Sentiment analysis

Python enjoys a thriving ecosystem, particularly in regard to machine learning and natural language processing (NLP): nltk, textblob and pattern provide a nice toolkit to start with for playing around some.

  • nltk provides interfaces to over 50 corpora and lexical resources such as WordNet, along with a suite of text processing libraries for classification, tokenization, stemming, tagging, parsing, and semantic reasoning, and wrappers for industrial-strength NLP libraries.
  • TextBlob provides a simple API for diving into common natural language processing (NLP) tasks such as part-of-speech tagging, noun phrase extraction, sentiment analysis, classification, translation, etc, and uses nltk and pattern.
  • pattern provides tools for data mining (Google, Twitter and Wikipedia API, a web crawler, a HTML DOM parser), natural language processing (part-of-speech taggers, n-gram search, sentiment analysis, WordNet), machine learning (vector space model, clustering, SVM), network analysis and <canvas> visualization.

I have settled on using pycharm, and I had to install the library packages first with pip (File → Settings → Project → Project Interpreter → pip).


import nltk.classify.util
from nltk.classify import NaiveBayesClassifier
from nltk.corpus import names


def word_feats(words):
    return dict([(word, True) for word in words])

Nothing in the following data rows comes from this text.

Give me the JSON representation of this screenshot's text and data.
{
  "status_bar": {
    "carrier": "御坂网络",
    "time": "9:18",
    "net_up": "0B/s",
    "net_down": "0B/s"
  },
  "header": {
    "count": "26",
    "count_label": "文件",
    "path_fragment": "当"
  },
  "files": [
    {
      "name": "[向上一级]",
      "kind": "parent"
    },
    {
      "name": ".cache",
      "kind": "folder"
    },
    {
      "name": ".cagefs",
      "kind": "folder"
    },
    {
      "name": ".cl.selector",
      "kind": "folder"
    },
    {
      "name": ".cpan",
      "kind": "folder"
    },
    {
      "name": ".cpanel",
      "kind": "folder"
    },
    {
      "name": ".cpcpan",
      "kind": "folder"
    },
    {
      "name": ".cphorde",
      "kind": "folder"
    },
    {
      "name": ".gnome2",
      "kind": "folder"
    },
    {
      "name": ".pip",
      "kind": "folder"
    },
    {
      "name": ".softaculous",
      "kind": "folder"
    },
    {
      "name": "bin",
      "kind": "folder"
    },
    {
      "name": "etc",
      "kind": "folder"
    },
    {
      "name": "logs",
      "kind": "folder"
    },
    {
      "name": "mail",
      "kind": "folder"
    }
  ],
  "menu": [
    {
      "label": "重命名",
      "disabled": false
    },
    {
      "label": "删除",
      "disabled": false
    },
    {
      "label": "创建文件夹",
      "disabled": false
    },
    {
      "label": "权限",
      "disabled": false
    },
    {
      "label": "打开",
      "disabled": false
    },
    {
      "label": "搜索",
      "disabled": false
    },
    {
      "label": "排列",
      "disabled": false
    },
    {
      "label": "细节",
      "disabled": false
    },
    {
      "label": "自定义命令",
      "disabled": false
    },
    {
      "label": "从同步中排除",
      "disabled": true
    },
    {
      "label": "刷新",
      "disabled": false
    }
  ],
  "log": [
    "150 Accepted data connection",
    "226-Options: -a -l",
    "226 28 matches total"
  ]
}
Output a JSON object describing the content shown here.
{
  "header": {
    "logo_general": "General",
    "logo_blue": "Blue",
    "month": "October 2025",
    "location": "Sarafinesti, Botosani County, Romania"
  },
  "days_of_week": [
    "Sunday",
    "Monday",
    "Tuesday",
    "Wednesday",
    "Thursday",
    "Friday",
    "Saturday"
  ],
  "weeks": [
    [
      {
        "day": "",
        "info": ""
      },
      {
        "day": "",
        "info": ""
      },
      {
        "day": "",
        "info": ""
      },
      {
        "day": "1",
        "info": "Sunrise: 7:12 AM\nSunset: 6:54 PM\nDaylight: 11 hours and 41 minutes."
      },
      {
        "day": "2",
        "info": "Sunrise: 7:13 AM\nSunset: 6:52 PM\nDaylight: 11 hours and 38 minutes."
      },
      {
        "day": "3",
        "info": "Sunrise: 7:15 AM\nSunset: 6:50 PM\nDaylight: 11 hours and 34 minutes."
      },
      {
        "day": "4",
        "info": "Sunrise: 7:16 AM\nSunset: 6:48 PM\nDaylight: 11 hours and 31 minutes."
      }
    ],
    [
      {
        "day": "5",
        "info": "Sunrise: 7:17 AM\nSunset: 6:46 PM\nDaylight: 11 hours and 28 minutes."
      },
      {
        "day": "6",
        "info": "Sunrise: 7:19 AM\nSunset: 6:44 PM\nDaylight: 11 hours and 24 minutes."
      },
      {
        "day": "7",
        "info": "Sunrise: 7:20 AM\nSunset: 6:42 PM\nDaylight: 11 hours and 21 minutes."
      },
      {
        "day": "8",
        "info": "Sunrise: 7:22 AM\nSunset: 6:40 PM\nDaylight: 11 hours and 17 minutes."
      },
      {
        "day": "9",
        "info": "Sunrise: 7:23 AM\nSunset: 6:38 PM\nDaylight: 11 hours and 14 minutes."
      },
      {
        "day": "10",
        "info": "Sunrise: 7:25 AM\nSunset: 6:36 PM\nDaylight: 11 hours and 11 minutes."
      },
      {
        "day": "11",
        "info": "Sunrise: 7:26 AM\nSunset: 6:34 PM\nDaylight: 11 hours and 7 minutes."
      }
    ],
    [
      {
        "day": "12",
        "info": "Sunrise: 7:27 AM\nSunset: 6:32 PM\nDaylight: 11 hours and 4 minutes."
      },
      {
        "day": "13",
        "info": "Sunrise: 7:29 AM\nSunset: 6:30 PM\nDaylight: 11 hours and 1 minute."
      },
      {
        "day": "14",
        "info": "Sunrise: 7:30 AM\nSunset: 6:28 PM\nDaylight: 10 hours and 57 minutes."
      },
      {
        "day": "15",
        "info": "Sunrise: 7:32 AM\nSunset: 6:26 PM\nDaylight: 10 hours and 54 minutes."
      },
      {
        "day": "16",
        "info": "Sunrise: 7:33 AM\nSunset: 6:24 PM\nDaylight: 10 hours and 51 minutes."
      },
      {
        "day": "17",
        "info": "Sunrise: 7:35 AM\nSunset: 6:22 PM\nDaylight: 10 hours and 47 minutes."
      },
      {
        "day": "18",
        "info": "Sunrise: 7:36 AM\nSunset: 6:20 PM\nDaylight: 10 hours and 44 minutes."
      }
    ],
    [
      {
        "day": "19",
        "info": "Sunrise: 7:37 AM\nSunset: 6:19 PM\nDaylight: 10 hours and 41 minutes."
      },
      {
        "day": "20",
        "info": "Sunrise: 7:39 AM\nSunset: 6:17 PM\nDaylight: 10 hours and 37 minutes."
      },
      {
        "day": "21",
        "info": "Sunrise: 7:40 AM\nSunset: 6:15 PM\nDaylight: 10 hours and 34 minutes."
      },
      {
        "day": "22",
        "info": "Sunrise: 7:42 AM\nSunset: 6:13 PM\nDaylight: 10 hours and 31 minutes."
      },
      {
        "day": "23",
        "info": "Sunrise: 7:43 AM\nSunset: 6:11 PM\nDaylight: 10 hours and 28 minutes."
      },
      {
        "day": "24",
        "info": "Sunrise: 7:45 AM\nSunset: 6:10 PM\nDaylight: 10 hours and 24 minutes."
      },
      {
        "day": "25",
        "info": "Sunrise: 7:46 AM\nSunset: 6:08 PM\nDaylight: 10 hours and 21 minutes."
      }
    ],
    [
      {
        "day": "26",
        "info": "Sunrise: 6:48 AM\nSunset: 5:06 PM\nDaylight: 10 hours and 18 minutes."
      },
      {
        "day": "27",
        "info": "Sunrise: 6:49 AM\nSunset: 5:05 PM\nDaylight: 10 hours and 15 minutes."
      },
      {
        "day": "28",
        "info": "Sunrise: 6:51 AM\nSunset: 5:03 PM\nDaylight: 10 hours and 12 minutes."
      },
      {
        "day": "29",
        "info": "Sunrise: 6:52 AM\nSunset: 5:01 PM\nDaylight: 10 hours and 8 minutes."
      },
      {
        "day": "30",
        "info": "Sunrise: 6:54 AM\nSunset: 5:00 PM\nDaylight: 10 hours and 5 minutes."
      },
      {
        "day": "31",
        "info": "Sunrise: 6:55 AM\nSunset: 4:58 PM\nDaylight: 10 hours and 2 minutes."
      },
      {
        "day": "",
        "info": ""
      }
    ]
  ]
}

positive_vocabulary = ['awesome', 'outstanding', 'fantastic', 'terrific', 'good', 'nice', 'great', ':)', 'love']
negative_vocabulary = ['bad', 'terrible', 'useless', 'hate', ':(', 'horrible']
neutral_vocabulary = ['movie', 'the', 'sound', 'was', 'is', 'actors', 'did', 'know', 'words', 'not']

positive_features = [(word_feats(pos), 'pos') for pos in positive_vocabulary]
negative_features = [(word_feats(neg), 'neg') for neg in negative_vocabulary]
neutral_features = [(word_feats(neu), 'neu') for neu in neutral_vocabulary]

training_set = negative_features + positive_features + neutral_features

classifier = NaiveBayesClassifier.train(training_set)

# Predict
neg = 0
pos = 0
sentence = "Great movie, I loved it"
sentence = sentence.lower()
words = sentence.split(' ')
for word in words:
    classResult = classifier.classify(word_feats(word))
    if classResult == 'neg':
        neg = neg + 1
    if classResult == 'pos':
        pos = pos + 1

print('Positive: ' + str(float(pos) / len(words)))
print('Negative: ' + str(float(neg) / len(words)))

Result:

Positive: 1.0
Negative: 0.0

Process finished with exit code 0

People don't usually use these fixed dictionaries of positive/negative/neutral words except for programming exercises. In real life, using naive bayes, each word is given a score. Negative scores are negative sentiment words and positive scores are positive sentiment words. The words with scores near zero could be thought of as neutral words. But it suffices to “grok” the basics: In its most simple form, classification is done using several steps: training and prediction. The training phase needs to have training data. The classifier will use the training data to make predictions.

  • Define three classes: positive, negative and neutral where each of the classes is defined by a vocabulary.
  • Convert every word into a feature using a simplified bag of words model.
  • Sum the three into the training_set = negative_features + positive_features + neutral_features
  • Train the classifier: classifier = NaiveBayesClassifier.train(training_set)
from textblob import TextBlob
simple_text = TextBlob("And as it turns out, the Cambridge Analytica case was just the tip of an iceberg. Cambridge Analytica was part of a much bigger company, SCL, which had worked as a defence contractor for governments and militaries around the world, then branched into elections in developing countries, and, only in its final iteration, entered western politics. More than 100 election campaigns in over 30 countries spanning five continents have been influenced by SCL. Quite the track record.")
print(simple_text.sentiment)

Results:

Sentiment(polarity=0.1, subjectivity=0.6)

Process finished with exit code 0

Polarity refers to how negative or positive the tone of the input text rates from -1 to +1, with -1 being the most negative and +1 being the most positive. Subjectivity refers to how subjective the statement rates from 0 to 1 with 1 being highly subjective.

The scores may be off. For example, sarcasm is not only hard to detect, but may throw off the results enormously:


from textblob import TextBlob
simple_text = TextBlob("If you find me offensive, I suggest you quit finding me.")
print(simple_text.sentiment)

Results in:

Sentiment(polarity=0.0, subjectivity=0.0)

Process finished with exit code 0